Data extract:

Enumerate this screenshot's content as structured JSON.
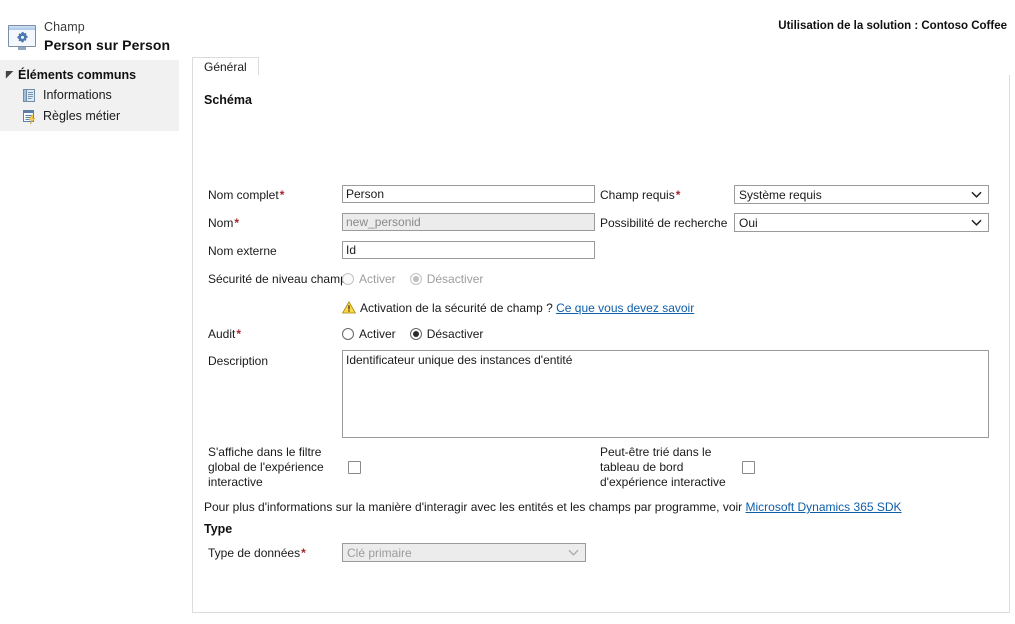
{
  "header": {
    "kicker": "Champ",
    "title": "Person sur Person",
    "solution_label": "Utilisation de la solution : Contoso Coffee",
    "entity_icon": "entity-window-gear-icon"
  },
  "sidebar": {
    "group_label": "Éléments communs",
    "items": [
      {
        "label": "Informations",
        "icon": "information-page-icon"
      },
      {
        "label": "Règles métier",
        "icon": "business-rules-icon"
      }
    ]
  },
  "tabs": [
    {
      "label": "Général",
      "selected": true
    }
  ],
  "form": {
    "sections": {
      "schema": "Schéma",
      "type": "Type"
    },
    "fields": {
      "nom_complet": {
        "label": "Nom complet",
        "required": true,
        "value": "Person",
        "disabled": false
      },
      "nom": {
        "label": "Nom",
        "required": true,
        "value": "new_personid",
        "disabled": true
      },
      "nom_externe": {
        "label": "Nom externe",
        "required": false,
        "value": "Id",
        "disabled": false
      },
      "champ_requis": {
        "label": "Champ requis",
        "required": true,
        "value": "Système requis",
        "disabled": false
      },
      "possibilite_recherche": {
        "label": "Possibilité de recherche",
        "required": false,
        "value": "Oui",
        "disabled": false
      },
      "securite_niveau_champ": {
        "label": "Sécurité de niveau champ",
        "option_enable": "Activer",
        "option_disable": "Désactiver",
        "selected": "Désactiver",
        "disabled": true
      },
      "audit": {
        "label": "Audit",
        "required": true,
        "option_enable": "Activer",
        "option_disable": "Désactiver",
        "selected": "Désactiver",
        "disabled": false
      },
      "description": {
        "label": "Description",
        "value": "Identificateur unique des instances d'entité"
      },
      "filtre_global": {
        "label": "S'affiche dans le filtre global de l'expérience interactive",
        "checked": false
      },
      "tri_tableau_bord": {
        "label": "Peut-être trié dans le tableau de bord d'expérience interactive",
        "checked": false
      },
      "type_donnees": {
        "label": "Type de données",
        "required": true,
        "value": "Clé primaire",
        "disabled": true
      }
    },
    "security_warning": {
      "icon": "warning-triangle-icon",
      "text": "Activation de la sécurité de champ ?",
      "link_text": "Ce que vous devez savoir"
    },
    "sdk_note": {
      "text": "Pour plus d'informations sur la manière d'interagir avec les entités et les champs par programme, voir",
      "link_text": "Microsoft Dynamics 365 SDK"
    }
  },
  "colors": {
    "sidebar_bg": "#f1f1f1",
    "required_asterisk": "#a4262c",
    "link": "#0f5ea8",
    "border": "#9a9a9a",
    "panel_border": "#dcdcdc",
    "disabled_bg": "#ececec"
  }
}
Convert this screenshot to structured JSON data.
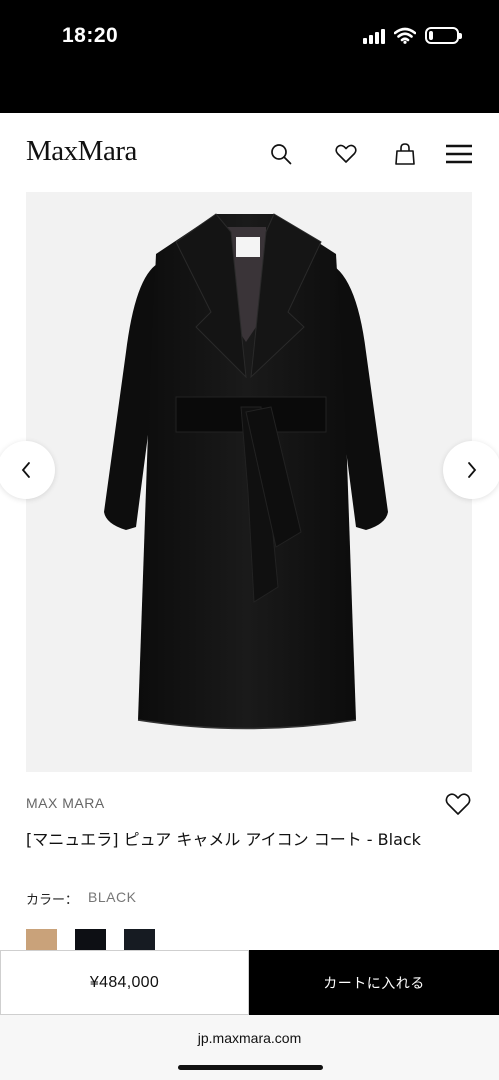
{
  "status_bar": {
    "time": "18:20",
    "battery_level": 0.15
  },
  "header": {
    "logo": "MaxMara",
    "icons": [
      "search-icon",
      "heart-icon",
      "bag-icon",
      "menu-icon"
    ]
  },
  "product": {
    "image_alt": "black belted wrap coat",
    "brand": "MAX MARA",
    "title": "[マニュエラ] ピュア キャメル アイコン コート - Black",
    "color_label": "カラー：",
    "color_value": "BLACK",
    "swatches": [
      {
        "color": "#c9a27a"
      },
      {
        "color": "#0d0f14"
      },
      {
        "color": "#161b22"
      }
    ]
  },
  "buy_bar": {
    "price": "¥484,000",
    "cart_label": "カートに入れる"
  },
  "browser": {
    "url": "jp.maxmara.com"
  },
  "colors": {
    "accent": "#000000",
    "background": "#f2f2f2"
  }
}
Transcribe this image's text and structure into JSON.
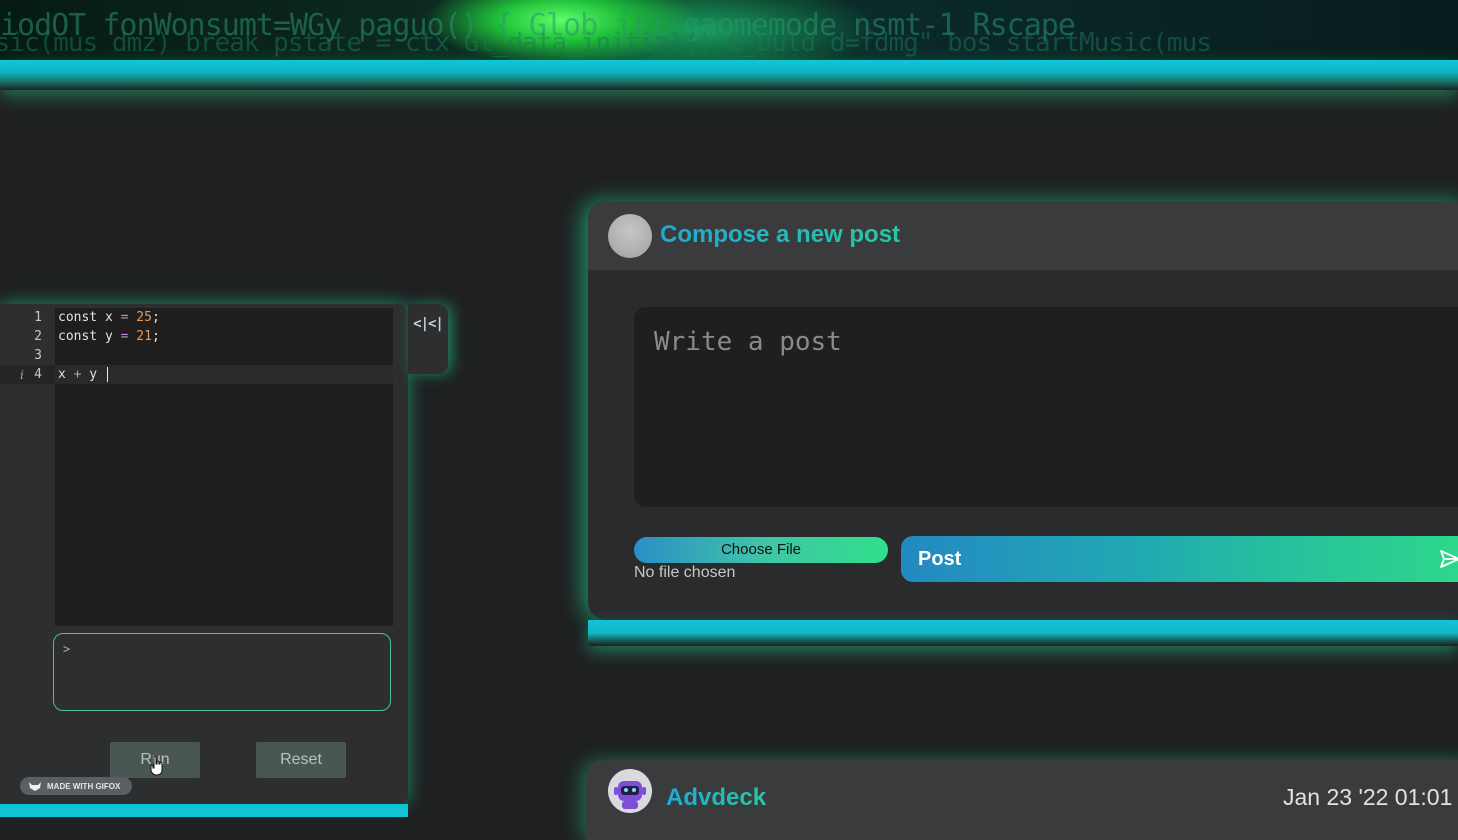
{
  "banner": {
    "code_line_1": "iodOT fonWonsumt=WGy paguo() { Glob_jrl gaomemode nsmt-1 Rscape",
    "code_line_2": "usic(mus  dmz) break pstate = ctx Gt_data_initial() C_Duld  d=fdmg\" bos  startMusic(mus"
  },
  "sandbox": {
    "collapse_icon_text": "<|<|",
    "line_numbers": [
      "1",
      "2",
      "3",
      "4"
    ],
    "info_marker": "i",
    "code": {
      "l1_kw": "const x ",
      "l1_op": "=",
      "l1_num": " 25",
      "l1_end": ";",
      "l2_kw": "const y ",
      "l2_op": "=",
      "l2_num": " 21",
      "l2_end": ";",
      "l4_a": "x ",
      "l4_op": "+",
      "l4_b": " y "
    },
    "console_prompt": ">",
    "run_label": "Run",
    "reset_label": "Reset",
    "badge_label": "MADE WITH GIFOX"
  },
  "compose": {
    "title": "Compose a new post",
    "placeholder": "Write a post",
    "choose_file_label": "Choose File",
    "no_file_text": "No file chosen",
    "post_label": "Post"
  },
  "post": {
    "author": "Advdeck",
    "timestamp": "Jan 23 '22 01:01"
  },
  "colors": {
    "accent_cyan": "#10c4d4",
    "accent_green": "#2fd98a",
    "background": "#1f2022"
  }
}
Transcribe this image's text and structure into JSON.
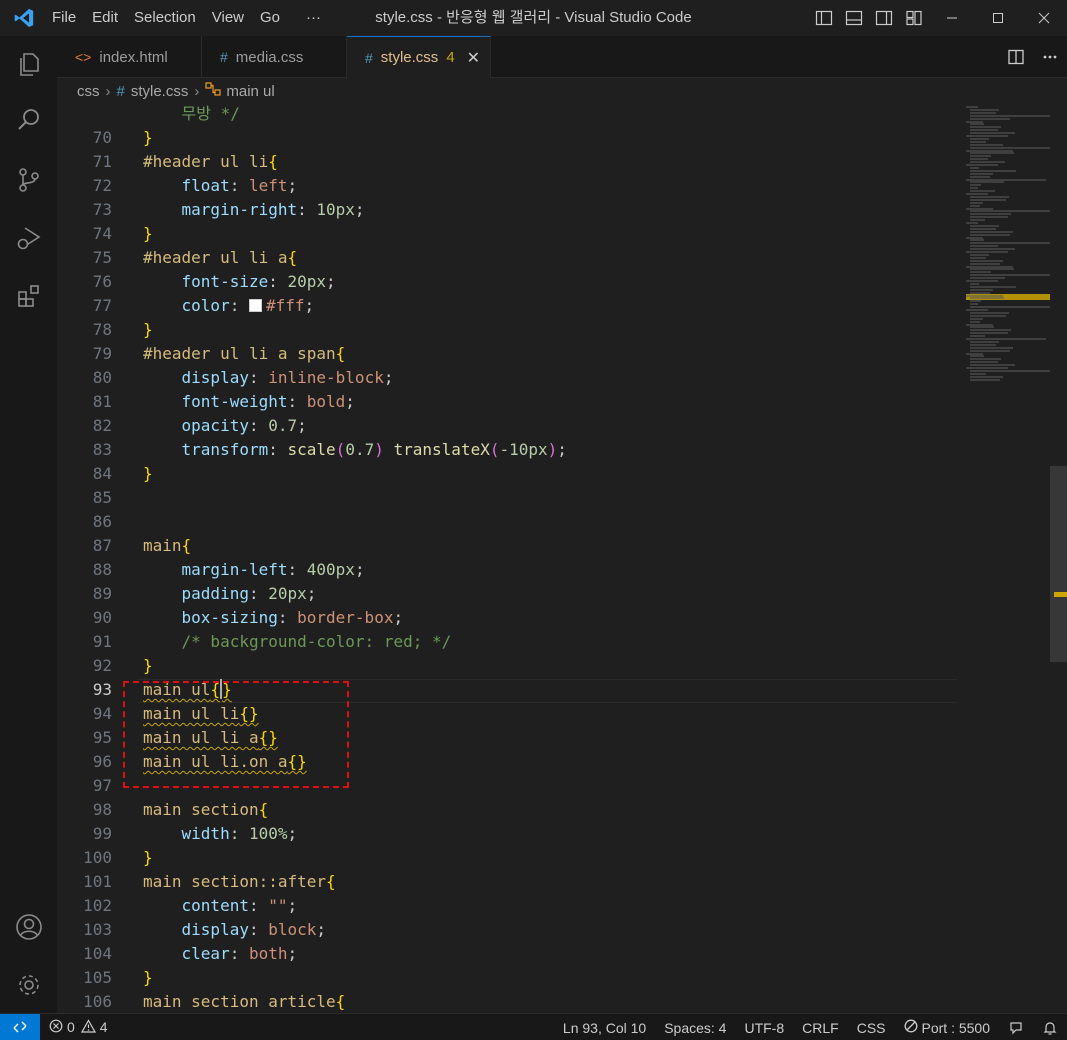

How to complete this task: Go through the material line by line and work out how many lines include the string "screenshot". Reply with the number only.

Response to this task: 2